(Data records for software interfaces)
········

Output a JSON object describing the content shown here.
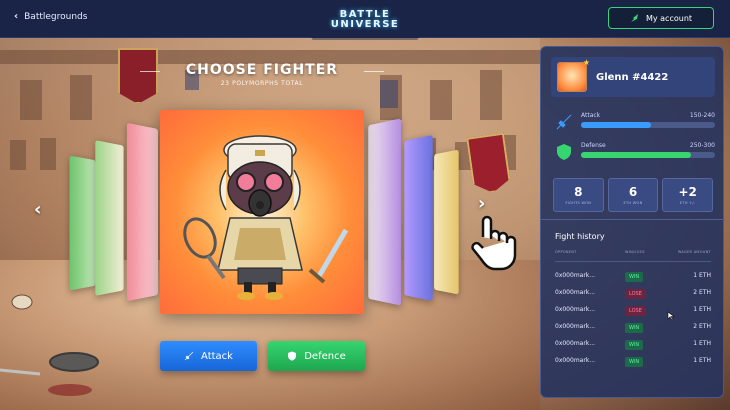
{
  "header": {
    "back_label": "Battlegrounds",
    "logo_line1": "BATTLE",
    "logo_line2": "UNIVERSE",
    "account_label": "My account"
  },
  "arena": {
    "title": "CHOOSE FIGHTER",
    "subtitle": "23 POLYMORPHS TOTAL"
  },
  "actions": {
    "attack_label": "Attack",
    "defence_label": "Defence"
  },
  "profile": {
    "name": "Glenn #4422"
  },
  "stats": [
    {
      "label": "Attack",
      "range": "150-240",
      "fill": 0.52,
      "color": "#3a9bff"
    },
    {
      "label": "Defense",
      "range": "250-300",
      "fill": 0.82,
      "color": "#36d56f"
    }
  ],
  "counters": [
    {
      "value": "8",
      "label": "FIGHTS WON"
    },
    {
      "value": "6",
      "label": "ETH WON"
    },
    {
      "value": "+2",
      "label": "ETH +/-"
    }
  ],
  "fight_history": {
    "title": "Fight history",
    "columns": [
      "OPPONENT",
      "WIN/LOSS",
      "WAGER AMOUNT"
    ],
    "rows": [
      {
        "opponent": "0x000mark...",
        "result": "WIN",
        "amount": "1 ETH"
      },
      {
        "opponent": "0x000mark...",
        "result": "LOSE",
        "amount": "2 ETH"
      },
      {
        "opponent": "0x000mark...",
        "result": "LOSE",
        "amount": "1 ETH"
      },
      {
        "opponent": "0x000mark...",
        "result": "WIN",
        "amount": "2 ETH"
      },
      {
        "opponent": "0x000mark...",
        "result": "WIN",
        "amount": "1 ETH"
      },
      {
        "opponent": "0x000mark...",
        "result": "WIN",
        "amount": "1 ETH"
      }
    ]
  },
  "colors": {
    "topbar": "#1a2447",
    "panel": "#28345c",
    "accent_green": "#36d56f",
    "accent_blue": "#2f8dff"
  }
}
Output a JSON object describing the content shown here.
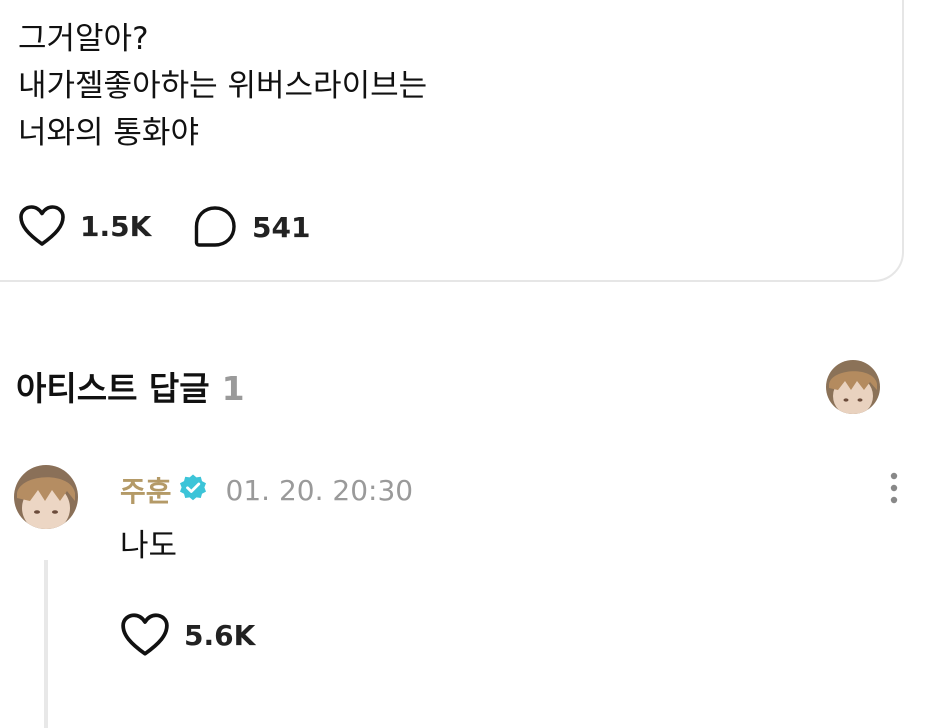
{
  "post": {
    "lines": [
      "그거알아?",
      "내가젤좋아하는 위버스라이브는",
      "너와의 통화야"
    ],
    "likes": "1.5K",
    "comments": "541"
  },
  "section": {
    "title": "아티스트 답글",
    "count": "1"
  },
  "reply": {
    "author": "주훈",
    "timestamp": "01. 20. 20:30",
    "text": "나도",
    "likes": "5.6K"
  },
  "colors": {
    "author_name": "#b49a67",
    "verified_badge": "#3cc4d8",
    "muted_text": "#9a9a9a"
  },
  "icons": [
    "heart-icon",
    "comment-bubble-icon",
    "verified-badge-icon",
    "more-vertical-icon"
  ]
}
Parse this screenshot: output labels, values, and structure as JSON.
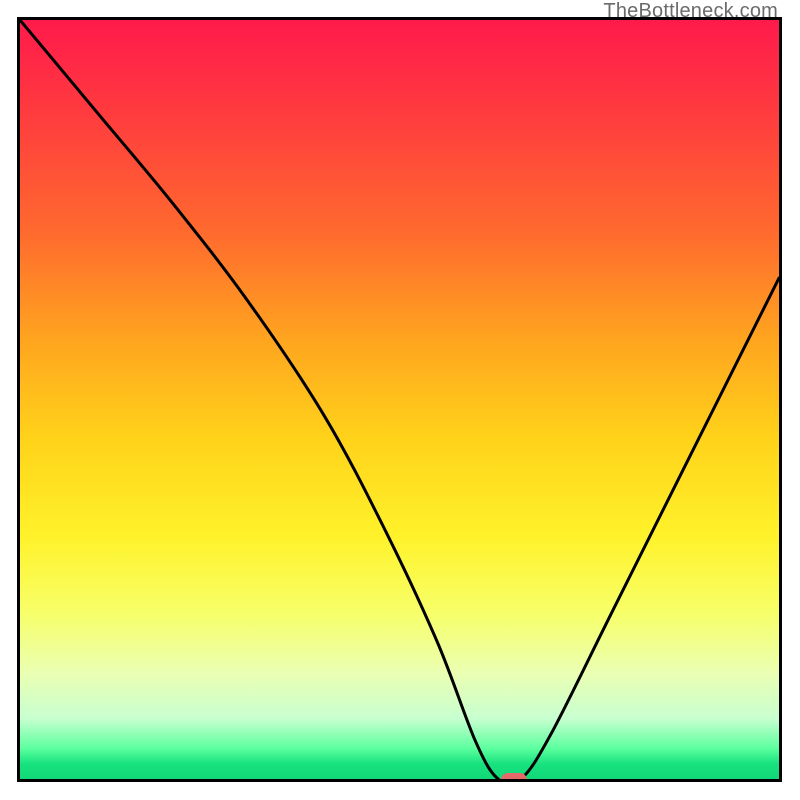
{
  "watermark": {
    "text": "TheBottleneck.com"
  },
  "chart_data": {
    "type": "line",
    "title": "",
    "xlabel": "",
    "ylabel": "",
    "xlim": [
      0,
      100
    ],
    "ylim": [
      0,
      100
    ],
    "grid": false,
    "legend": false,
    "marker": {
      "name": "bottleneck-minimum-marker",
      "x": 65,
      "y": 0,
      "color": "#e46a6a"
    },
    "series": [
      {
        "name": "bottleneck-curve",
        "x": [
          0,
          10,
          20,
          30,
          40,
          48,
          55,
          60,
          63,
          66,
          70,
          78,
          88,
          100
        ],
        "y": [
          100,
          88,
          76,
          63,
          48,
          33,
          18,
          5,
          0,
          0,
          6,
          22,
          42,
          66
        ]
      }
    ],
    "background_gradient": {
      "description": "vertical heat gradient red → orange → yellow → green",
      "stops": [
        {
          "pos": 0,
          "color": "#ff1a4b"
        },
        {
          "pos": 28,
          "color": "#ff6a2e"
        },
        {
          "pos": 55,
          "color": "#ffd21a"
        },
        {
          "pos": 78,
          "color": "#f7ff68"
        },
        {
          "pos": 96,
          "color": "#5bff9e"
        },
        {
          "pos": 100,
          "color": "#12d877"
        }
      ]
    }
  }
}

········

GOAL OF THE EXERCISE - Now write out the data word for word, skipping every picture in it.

RESULT BELOW -
Output a JSON object describing the content shown here.
{
  "header": {
    "back_label": "Battlegrounds",
    "logo_line1": "BATTLE",
    "logo_line2": "UNIVERSE",
    "account_label": "My account"
  },
  "arena": {
    "title": "CHOOSE FIGHTER",
    "subtitle": "23 POLYMORPHS TOTAL"
  },
  "actions": {
    "attack_label": "Attack",
    "defence_label": "Defence"
  },
  "profile": {
    "name": "Glenn #4422"
  },
  "stats": [
    {
      "label": "Attack",
      "range": "150-240",
      "fill": 0.52,
      "color": "#3a9bff"
    },
    {
      "label": "Defense",
      "range": "250-300",
      "fill": 0.82,
      "color": "#36d56f"
    }
  ],
  "counters": [
    {
      "value": "8",
      "label": "FIGHTS WON"
    },
    {
      "value": "6",
      "label": "ETH WON"
    },
    {
      "value": "+2",
      "label": "ETH +/-"
    }
  ],
  "fight_history": {
    "title": "Fight history",
    "columns": [
      "OPPONENT",
      "WIN/LOSS",
      "WAGER AMOUNT"
    ],
    "rows": [
      {
        "opponent": "0x000mark...",
        "result": "WIN",
        "amount": "1 ETH"
      },
      {
        "opponent": "0x000mark...",
        "result": "LOSE",
        "amount": "2 ETH"
      },
      {
        "opponent": "0x000mark...",
        "result": "LOSE",
        "amount": "1 ETH"
      },
      {
        "opponent": "0x000mark...",
        "result": "WIN",
        "amount": "2 ETH"
      },
      {
        "opponent": "0x000mark...",
        "result": "WIN",
        "amount": "1 ETH"
      },
      {
        "opponent": "0x000mark...",
        "result": "WIN",
        "amount": "1 ETH"
      }
    ]
  },
  "colors": {
    "topbar": "#1a2447",
    "panel": "#28345c",
    "accent_green": "#36d56f",
    "accent_blue": "#2f8dff"
  }
}
Output a JSON object describing the content shown here.
{
  "post": {
    "lines": [
      "그거알아?",
      "내가젤좋아하는 위버스라이브는",
      "너와의 통화야"
    ],
    "likes": "1.5K",
    "comments": "541"
  },
  "section": {
    "title": "아티스트 답글",
    "count": "1"
  },
  "reply": {
    "author": "주훈",
    "timestamp": "01. 20. 20:30",
    "text": "나도",
    "likes": "5.6K"
  },
  "colors": {
    "author_name": "#b49a67",
    "verified_badge": "#3cc4d8",
    "muted_text": "#9a9a9a"
  },
  "icons": [
    "heart-icon",
    "comment-bubble-icon",
    "verified-badge-icon",
    "more-vertical-icon"
  ]
}
Parse this screenshot: output labels, values, and structure as JSON.
{
  "watermark": {
    "text": "TheBottleneck.com"
  },
  "chart_data": {
    "type": "line",
    "title": "",
    "xlabel": "",
    "ylabel": "",
    "xlim": [
      0,
      100
    ],
    "ylim": [
      0,
      100
    ],
    "grid": false,
    "legend": false,
    "marker": {
      "name": "bottleneck-minimum-marker",
      "x": 65,
      "y": 0,
      "color": "#e46a6a"
    },
    "series": [
      {
        "name": "bottleneck-curve",
        "x": [
          0,
          10,
          20,
          30,
          40,
          48,
          55,
          60,
          63,
          66,
          70,
          78,
          88,
          100
        ],
        "y": [
          100,
          88,
          76,
          63,
          48,
          33,
          18,
          5,
          0,
          0,
          6,
          22,
          42,
          66
        ]
      }
    ],
    "background_gradient": {
      "description": "vertical heat gradient red → orange → yellow → green",
      "stops": [
        {
          "pos": 0,
          "color": "#ff1a4b"
        },
        {
          "pos": 28,
          "color": "#ff6a2e"
        },
        {
          "pos": 55,
          "color": "#ffd21a"
        },
        {
          "pos": 78,
          "color": "#f7ff68"
        },
        {
          "pos": 96,
          "color": "#5bff9e"
        },
        {
          "pos": 100,
          "color": "#12d877"
        }
      ]
    }
  }
}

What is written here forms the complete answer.